WHAT THIS TASK INVOLVES -> Each entry that follows should be retyped in full and exactly.

Top of RECORDS SHOWN

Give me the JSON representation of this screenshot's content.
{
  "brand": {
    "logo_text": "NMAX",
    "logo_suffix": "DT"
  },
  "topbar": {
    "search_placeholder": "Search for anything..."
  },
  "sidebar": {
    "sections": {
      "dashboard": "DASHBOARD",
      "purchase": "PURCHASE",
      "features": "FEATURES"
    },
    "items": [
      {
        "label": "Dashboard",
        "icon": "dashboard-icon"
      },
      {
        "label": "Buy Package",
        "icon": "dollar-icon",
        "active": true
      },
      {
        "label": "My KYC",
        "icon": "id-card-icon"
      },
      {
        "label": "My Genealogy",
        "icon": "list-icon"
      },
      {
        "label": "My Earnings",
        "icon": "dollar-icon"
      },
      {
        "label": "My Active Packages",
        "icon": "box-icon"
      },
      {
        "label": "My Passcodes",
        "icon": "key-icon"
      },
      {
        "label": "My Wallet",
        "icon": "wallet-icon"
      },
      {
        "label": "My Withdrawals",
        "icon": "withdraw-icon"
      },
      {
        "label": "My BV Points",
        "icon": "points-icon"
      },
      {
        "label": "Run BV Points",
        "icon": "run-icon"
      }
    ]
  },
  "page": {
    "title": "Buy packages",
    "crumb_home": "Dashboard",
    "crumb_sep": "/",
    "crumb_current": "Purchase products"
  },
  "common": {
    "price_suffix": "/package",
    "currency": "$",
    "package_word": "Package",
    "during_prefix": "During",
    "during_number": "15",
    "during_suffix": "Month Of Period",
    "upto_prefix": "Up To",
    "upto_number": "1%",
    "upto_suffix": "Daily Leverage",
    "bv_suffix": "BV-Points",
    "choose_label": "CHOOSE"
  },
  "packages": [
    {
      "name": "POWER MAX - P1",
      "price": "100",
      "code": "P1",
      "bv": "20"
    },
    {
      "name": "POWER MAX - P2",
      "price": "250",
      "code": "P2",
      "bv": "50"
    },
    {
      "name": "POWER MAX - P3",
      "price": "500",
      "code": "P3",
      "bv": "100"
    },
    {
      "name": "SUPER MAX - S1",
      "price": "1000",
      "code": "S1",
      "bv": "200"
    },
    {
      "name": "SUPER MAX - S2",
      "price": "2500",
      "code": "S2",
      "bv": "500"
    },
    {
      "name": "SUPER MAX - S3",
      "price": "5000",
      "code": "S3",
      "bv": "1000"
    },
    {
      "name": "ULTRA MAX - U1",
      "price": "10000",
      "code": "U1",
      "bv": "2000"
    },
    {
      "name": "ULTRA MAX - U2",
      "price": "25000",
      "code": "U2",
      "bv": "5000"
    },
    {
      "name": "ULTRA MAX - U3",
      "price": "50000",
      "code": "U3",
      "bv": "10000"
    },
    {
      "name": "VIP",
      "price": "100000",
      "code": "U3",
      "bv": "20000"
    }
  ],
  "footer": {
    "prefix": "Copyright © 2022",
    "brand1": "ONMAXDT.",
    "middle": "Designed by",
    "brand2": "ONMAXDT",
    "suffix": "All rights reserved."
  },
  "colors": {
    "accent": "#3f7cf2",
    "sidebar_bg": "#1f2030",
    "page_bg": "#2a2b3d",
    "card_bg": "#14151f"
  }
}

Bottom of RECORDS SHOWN

RESULT OF THE TASK ->
Give me the JSON representation of this screenshot's content.
{
  "brand": {
    "logo_text": "NMAX",
    "logo_suffix": "DT"
  },
  "topbar": {
    "search_placeholder": "Search for anything..."
  },
  "sidebar": {
    "sections": {
      "dashboard": "DASHBOARD",
      "purchase": "PURCHASE",
      "features": "FEATURES"
    },
    "items": [
      {
        "label": "Dashboard",
        "icon": "dashboard-icon"
      },
      {
        "label": "Buy Package",
        "icon": "dollar-icon",
        "active": true
      },
      {
        "label": "My KYC",
        "icon": "id-card-icon"
      },
      {
        "label": "My Genealogy",
        "icon": "list-icon"
      },
      {
        "label": "My Earnings",
        "icon": "dollar-icon"
      },
      {
        "label": "My Active Packages",
        "icon": "box-icon"
      },
      {
        "label": "My Passcodes",
        "icon": "key-icon"
      },
      {
        "label": "My Wallet",
        "icon": "wallet-icon"
      },
      {
        "label": "My Withdrawals",
        "icon": "withdraw-icon"
      },
      {
        "label": "My BV Points",
        "icon": "points-icon"
      },
      {
        "label": "Run BV Points",
        "icon": "run-icon"
      }
    ]
  },
  "page": {
    "title": "Buy packages",
    "crumb_home": "Dashboard",
    "crumb_sep": "/",
    "crumb_current": "Purchase products"
  },
  "common": {
    "price_suffix": "/package",
    "currency": "$",
    "package_word": "Package",
    "during_prefix": "During",
    "during_number": "15",
    "during_suffix": "Month Of Period",
    "upto_prefix": "Up To",
    "upto_number": "1%",
    "upto_suffix": "Daily Leverage",
    "bv_suffix": "BV-Points",
    "choose_label": "CHOOSE"
  },
  "packages": [
    {
      "name": "POWER MAX - P1",
      "price": "100",
      "code": "P1",
      "bv": "20"
    },
    {
      "name": "POWER MAX - P2",
      "price": "250",
      "code": "P2",
      "bv": "50"
    },
    {
      "name": "POWER MAX - P3",
      "price": "500",
      "code": "P3",
      "bv": "100"
    },
    {
      "name": "SUPER MAX - S1",
      "price": "1000",
      "code": "S1",
      "bv": "200"
    },
    {
      "name": "SUPER MAX - S2",
      "price": "2500",
      "code": "S2",
      "bv": "500"
    },
    {
      "name": "SUPER MAX - S3",
      "price": "5000",
      "code": "S3",
      "bv": "1000"
    },
    {
      "name": "ULTRA MAX - U1",
      "price": "10000",
      "code": "U1",
      "bv": "2000"
    },
    {
      "name": "ULTRA MAX - U2",
      "price": "25000",
      "code": "U2",
      "bv": "5000"
    },
    {
      "name": "ULTRA MAX - U3",
      "price": "50000",
      "code": "U3",
      "bv": "10000"
    },
    {
      "name": "VIP",
      "price": "100000",
      "code": "U3",
      "bv": "20000"
    }
  ],
  "footer": {
    "prefix": "Copyright © 2022",
    "brand1": "ONMAXDT.",
    "middle": "Designed by",
    "brand2": "ONMAXDT",
    "suffix": "All rights reserved."
  },
  "colors": {
    "accent": "#3f7cf2",
    "sidebar_bg": "#1f2030",
    "page_bg": "#2a2b3d",
    "card_bg": "#14151f"
  }
}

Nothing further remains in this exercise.